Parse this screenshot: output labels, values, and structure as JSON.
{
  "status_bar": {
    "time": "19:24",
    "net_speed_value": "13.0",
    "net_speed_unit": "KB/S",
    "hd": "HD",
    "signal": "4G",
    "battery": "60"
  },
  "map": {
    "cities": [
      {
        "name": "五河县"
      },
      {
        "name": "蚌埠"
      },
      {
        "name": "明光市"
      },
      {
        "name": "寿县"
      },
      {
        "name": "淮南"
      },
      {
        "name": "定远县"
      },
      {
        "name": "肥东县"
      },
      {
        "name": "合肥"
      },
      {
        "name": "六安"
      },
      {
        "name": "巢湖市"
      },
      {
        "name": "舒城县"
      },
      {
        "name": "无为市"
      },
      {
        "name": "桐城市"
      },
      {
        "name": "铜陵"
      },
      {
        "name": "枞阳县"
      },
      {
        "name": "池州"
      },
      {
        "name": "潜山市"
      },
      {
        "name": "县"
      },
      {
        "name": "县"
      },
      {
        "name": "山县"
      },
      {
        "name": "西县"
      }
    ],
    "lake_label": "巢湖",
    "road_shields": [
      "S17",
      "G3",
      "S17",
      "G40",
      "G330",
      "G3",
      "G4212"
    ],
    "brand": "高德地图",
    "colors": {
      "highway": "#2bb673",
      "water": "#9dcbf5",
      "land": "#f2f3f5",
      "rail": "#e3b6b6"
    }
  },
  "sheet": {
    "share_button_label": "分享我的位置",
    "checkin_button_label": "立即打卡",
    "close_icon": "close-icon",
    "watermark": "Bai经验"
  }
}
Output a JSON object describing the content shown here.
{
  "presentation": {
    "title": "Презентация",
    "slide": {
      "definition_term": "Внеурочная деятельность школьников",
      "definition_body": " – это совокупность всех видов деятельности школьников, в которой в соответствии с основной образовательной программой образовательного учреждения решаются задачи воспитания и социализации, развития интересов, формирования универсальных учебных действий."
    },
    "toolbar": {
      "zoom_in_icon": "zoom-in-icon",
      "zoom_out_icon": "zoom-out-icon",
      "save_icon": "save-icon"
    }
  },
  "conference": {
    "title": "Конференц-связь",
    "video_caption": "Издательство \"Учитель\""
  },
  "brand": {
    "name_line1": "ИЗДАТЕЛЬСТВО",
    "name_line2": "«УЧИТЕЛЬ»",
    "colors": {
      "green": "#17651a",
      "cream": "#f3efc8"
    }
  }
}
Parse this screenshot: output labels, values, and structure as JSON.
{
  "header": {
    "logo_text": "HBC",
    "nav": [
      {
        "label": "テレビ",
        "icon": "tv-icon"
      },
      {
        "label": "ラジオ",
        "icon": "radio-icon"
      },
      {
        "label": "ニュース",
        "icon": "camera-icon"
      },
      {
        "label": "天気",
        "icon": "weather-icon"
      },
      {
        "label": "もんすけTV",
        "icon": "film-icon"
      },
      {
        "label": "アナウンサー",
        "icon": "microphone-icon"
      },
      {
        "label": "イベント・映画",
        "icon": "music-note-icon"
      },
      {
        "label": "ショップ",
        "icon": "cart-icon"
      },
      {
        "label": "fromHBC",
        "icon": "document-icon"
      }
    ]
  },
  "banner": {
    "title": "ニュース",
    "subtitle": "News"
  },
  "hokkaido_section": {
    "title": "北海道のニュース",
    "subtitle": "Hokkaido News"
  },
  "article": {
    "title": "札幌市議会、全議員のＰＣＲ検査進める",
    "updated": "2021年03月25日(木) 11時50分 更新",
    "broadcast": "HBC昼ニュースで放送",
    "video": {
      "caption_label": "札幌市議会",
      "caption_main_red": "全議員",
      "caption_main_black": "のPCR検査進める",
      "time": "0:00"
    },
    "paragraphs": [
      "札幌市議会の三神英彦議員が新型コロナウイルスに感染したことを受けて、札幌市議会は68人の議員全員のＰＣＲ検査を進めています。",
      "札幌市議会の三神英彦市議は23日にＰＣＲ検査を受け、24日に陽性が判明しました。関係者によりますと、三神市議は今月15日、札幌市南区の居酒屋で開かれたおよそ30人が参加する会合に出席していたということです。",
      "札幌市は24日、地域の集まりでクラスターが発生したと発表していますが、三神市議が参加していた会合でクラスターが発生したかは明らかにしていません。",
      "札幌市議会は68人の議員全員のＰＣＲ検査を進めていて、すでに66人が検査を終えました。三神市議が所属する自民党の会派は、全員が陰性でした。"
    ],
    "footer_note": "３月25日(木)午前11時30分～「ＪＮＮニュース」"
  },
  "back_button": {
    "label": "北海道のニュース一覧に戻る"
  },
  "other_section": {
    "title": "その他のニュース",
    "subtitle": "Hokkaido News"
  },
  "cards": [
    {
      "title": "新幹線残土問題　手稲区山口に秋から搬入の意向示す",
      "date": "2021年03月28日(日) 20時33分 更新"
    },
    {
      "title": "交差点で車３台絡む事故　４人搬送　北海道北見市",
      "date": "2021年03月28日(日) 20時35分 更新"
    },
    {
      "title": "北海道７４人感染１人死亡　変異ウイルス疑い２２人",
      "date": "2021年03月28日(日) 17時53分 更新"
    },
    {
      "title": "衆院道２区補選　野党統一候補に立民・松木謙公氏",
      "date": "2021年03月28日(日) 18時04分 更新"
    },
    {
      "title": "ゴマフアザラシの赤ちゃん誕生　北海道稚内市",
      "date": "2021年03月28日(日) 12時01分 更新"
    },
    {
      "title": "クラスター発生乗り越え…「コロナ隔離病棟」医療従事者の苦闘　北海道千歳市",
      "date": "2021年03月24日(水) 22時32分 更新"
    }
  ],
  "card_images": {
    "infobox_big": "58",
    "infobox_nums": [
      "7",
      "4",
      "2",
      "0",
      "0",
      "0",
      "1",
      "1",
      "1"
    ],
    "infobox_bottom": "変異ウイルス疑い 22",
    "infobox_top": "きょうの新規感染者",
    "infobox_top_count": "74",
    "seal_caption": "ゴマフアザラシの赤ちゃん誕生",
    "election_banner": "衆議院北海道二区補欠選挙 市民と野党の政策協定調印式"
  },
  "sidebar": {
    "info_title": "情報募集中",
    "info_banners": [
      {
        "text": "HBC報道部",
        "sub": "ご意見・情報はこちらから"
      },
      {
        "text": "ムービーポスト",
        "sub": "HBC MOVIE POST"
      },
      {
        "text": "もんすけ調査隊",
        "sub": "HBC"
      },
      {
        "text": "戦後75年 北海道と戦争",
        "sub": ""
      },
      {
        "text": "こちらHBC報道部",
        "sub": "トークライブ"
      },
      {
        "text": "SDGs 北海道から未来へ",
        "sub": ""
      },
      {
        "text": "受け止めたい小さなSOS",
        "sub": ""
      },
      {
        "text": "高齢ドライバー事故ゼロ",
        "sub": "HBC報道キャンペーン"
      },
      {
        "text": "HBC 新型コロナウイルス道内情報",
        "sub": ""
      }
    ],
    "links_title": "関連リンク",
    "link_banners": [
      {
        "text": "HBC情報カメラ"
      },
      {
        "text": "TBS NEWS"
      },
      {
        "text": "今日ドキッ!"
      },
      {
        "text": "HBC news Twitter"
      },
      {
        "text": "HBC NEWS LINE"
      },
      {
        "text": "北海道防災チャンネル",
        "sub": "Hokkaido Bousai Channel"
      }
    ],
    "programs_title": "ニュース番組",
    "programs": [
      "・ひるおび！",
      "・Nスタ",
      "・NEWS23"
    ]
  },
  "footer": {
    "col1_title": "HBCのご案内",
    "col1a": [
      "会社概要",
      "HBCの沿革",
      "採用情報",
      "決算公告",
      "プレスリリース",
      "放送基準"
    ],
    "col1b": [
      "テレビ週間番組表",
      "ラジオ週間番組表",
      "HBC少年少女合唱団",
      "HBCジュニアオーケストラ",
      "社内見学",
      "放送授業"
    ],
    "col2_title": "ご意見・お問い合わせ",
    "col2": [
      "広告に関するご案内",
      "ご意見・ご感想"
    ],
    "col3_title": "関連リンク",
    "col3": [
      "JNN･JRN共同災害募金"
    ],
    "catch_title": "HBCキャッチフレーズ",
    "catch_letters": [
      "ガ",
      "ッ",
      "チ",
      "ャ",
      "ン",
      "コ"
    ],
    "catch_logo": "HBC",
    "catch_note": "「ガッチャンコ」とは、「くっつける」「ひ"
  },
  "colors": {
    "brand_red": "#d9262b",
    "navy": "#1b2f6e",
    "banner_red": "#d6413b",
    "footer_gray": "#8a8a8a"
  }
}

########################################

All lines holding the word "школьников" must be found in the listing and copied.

      "definition_term": "Внеурочная деятельность школьников",
      "definition_body": " – это совокупность всех видов деятельности школьников, в которой в соответствии с основной образовательной программой образовательного учреждения решаются задачи воспитания и социализации, развития интересов, формирования универсальных учебных действий."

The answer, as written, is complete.